▶ [REQUIREMENT]:
The following entries should be restated word for word, pictures excluded.

RECORDS PROVIDED START

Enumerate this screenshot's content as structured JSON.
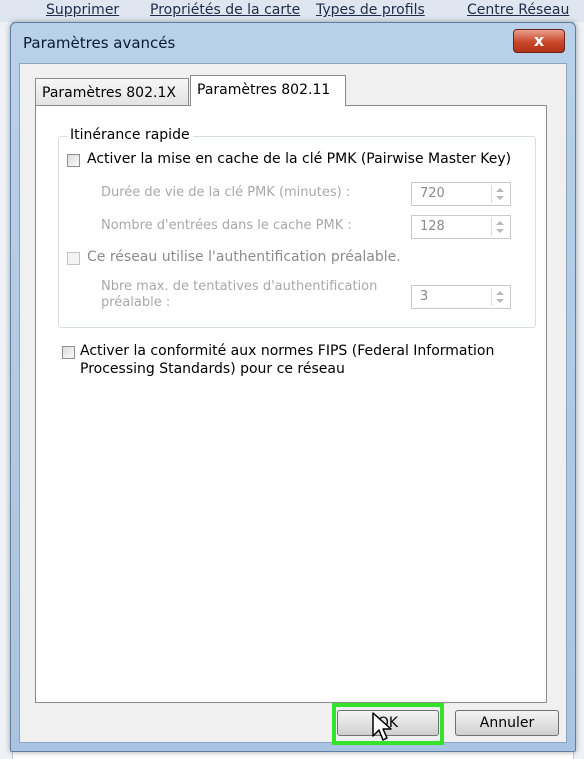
{
  "background_menu": {
    "items": [
      "Supprimer",
      "Propriétés de la carte",
      "Types de profils",
      "Centre Réseau"
    ]
  },
  "dialog": {
    "title": "Paramètres avancés",
    "close_symbol": "x"
  },
  "tabs": [
    {
      "label": "Paramètres 802.1X",
      "active": false
    },
    {
      "label": "Paramètres 802.11",
      "active": true
    }
  ],
  "fast_roaming": {
    "group_label": "Itinérance rapide",
    "pmk_cache": {
      "label": "Activer la mise en cache de la clé PMK (Pairwise Master Key)",
      "checked": false
    },
    "pmk_lifetime": {
      "label": "Durée de vie de la clé PMK (minutes) :",
      "value": "720"
    },
    "pmk_entries": {
      "label": "Nombre d'entrées dans le cache PMK :",
      "value": "128"
    },
    "preauth": {
      "label": "Ce réseau utilise l'authentification préalable.",
      "checked": false
    },
    "preauth_attempts": {
      "label_line1": "Nbre max. de tentatives d'authentification",
      "label_line2": "préalable :",
      "value": "3"
    }
  },
  "fips": {
    "label_line1": "Activer la conformité aux normes FIPS (Federal Information",
    "label_line2": "Processing Standards) pour ce réseau",
    "checked": false
  },
  "buttons": {
    "ok": "OK",
    "cancel": "Annuler"
  },
  "colors": {
    "highlight": "#33e22a",
    "title_bar": "#b9d1ea",
    "close_button": "#c9472b"
  },
  "icons": {
    "close": "close-icon",
    "cursor": "mouse-pointer-icon",
    "spin_up": "spin-up-arrow-icon",
    "spin_down": "spin-down-arrow-icon"
  }
}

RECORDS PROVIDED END

▶ [SOLVED EXERCISE]:
Enumerate this screenshot's content as structured JSON.
{
  "background_menu": {
    "items": [
      "Supprimer",
      "Propriétés de la carte",
      "Types de profils",
      "Centre Réseau"
    ]
  },
  "dialog": {
    "title": "Paramètres avancés",
    "close_symbol": "x"
  },
  "tabs": [
    {
      "label": "Paramètres 802.1X",
      "active": false
    },
    {
      "label": "Paramètres 802.11",
      "active": true
    }
  ],
  "fast_roaming": {
    "group_label": "Itinérance rapide",
    "pmk_cache": {
      "label": "Activer la mise en cache de la clé PMK (Pairwise Master Key)",
      "checked": false
    },
    "pmk_lifetime": {
      "label": "Durée de vie de la clé PMK (minutes) :",
      "value": "720"
    },
    "pmk_entries": {
      "label": "Nombre d'entrées dans le cache PMK :",
      "value": "128"
    },
    "preauth": {
      "label": "Ce réseau utilise l'authentification préalable.",
      "checked": false
    },
    "preauth_attempts": {
      "label_line1": "Nbre max. de tentatives d'authentification",
      "label_line2": "préalable :",
      "value": "3"
    }
  },
  "fips": {
    "label_line1": "Activer la conformité aux normes FIPS (Federal Information",
    "label_line2": "Processing Standards) pour ce réseau",
    "checked": false
  },
  "buttons": {
    "ok": "OK",
    "cancel": "Annuler"
  },
  "colors": {
    "highlight": "#33e22a",
    "title_bar": "#b9d1ea",
    "close_button": "#c9472b"
  },
  "icons": {
    "close": "close-icon",
    "cursor": "mouse-pointer-icon",
    "spin_up": "spin-up-arrow-icon",
    "spin_down": "spin-down-arrow-icon"
  }
}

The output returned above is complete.